Drakes increasingly dominate pochard populations


The sex ratio of Common Pochard populations across Europe and North Africa has changed, and may be playing a part in the species’ decline across the Western Palearctic.

These findings, just published in the Wildfowl & Wetlands Trust (WWT) journal Wildfowl, show that populations are becoming increasingly ‘male heavy’. Using data obtained in January 2016, the researchers compared counts from surveys carried out over the same area in January 1989 and January 1990, estimating that the proportion of males in the overall population was approximately 0.62 in 1989-1990 and 0.71 in 2016 – a significant leap. The two surveys covered the same 13 countries and an almost identical proportion of the population, suggesting that the observed change in sex ratio represents a real change in population structure.

Drakes are becoming an ever-greater proportion of Europe and North Africa's declining Common Pochard population (Pixellence).

Male Common Pochard are typically dominant over females and therefore are able to occupy more favourable wintering areas that are closer to the breeding grounds, resulting in the sub-dominant females moving further afield (south). While male bias increased with latitude in both surveys, the observed relationship was weaker in 2016 as the increases in male bias between 1989-1990 and 2016 were greater in countries further south.

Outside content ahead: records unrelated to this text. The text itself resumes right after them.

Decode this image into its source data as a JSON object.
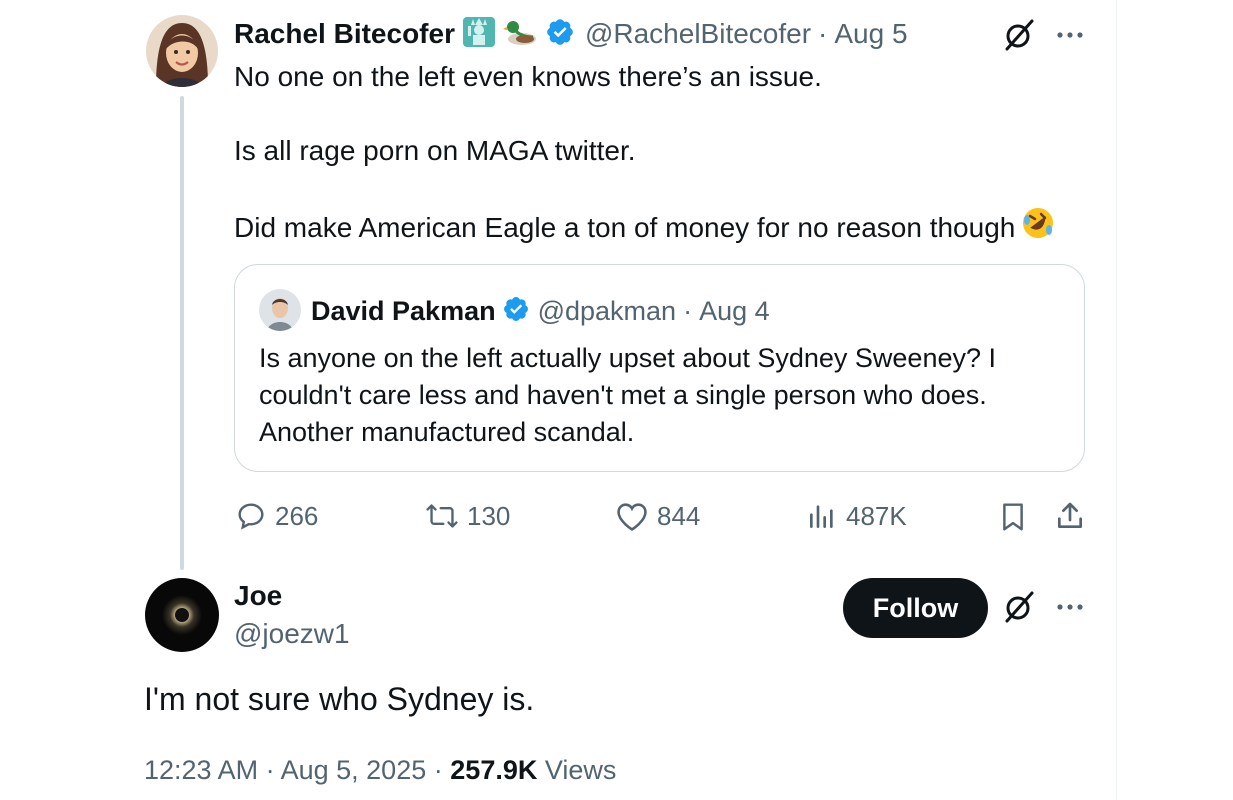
{
  "main_tweet": {
    "author_name": "Rachel Bitecofer",
    "handle": "@RachelBitecofer",
    "sep": "·",
    "date": "Aug 5",
    "name_emojis": [
      "statue-of-liberty-icon",
      "duck-icon"
    ],
    "lines": [
      "No one on the left even knows there’s an issue.",
      "Is all rage porn on MAGA twitter.",
      "Did make American Eagle a ton of money for no reason though"
    ],
    "end_emoji": "rolling-on-floor-laughing-icon",
    "stats": {
      "replies": "266",
      "reposts": "130",
      "likes": "844",
      "views": "487K"
    }
  },
  "quoted_tweet": {
    "author_name": "David Pakman",
    "handle": "@dpakman",
    "sep": "·",
    "date": "Aug 4",
    "lines": [
      "Is anyone on the left actually upset about Sydney Sweeney? I",
      "couldn't care less and haven't met a single person who does.",
      "Another manufactured scandal."
    ]
  },
  "reply_tweet": {
    "author_name": "Joe",
    "handle": "@joezw1",
    "follow_label": "Follow",
    "text": "I'm not sure who Sydney is.",
    "time": "12:23 AM",
    "sep1": "·",
    "date": "Aug 5, 2025",
    "sep2": "·",
    "views_count": "257.9K",
    "views_label": "Views"
  },
  "colors": {
    "verified": "#1d9bf0",
    "secondary_text": "#536471",
    "border": "#cfd9de",
    "primary_text": "#0f1419"
  }
}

Given that the sex ratio of Common Pochard broods is approximately 1:1 at hatching, this strong, increasing male bias among adult birds is indicative of a lower survival rate in females compared with males. Add to this the declining population size, and it appears that female survival rates have decreased more sharply than those of males. Theoretically male survival rates could have increased more than those for females, but given the overall population trend this is unlikely.

Thererfore, factors adversely affecting female survival rate relative to that of males may partly explain the decline in overall Common Pochard abundance. One such possible reason is predation, with a recent review of the decline in the species' numbers suggesting that predation by a range of species including non-native mammals could be a major threat to breeding populations. Females spend more time on the breeding grounds, incubating eggs and raising ducklings, leading to an increased level of predation particularly during the incubation period.

Given the widespread and ongoing decline of Common Pochard throughout most of Europe and North Africa, further information on possible drivers of change is urgently required.



Brides, K, Wood, K A, Hearn, R D and Fijen, T P M. 2017. Changes in the sex ratio of the Common Pochard Aythya ferina in Europe and North Africa. Wildfowl 67: 100-112.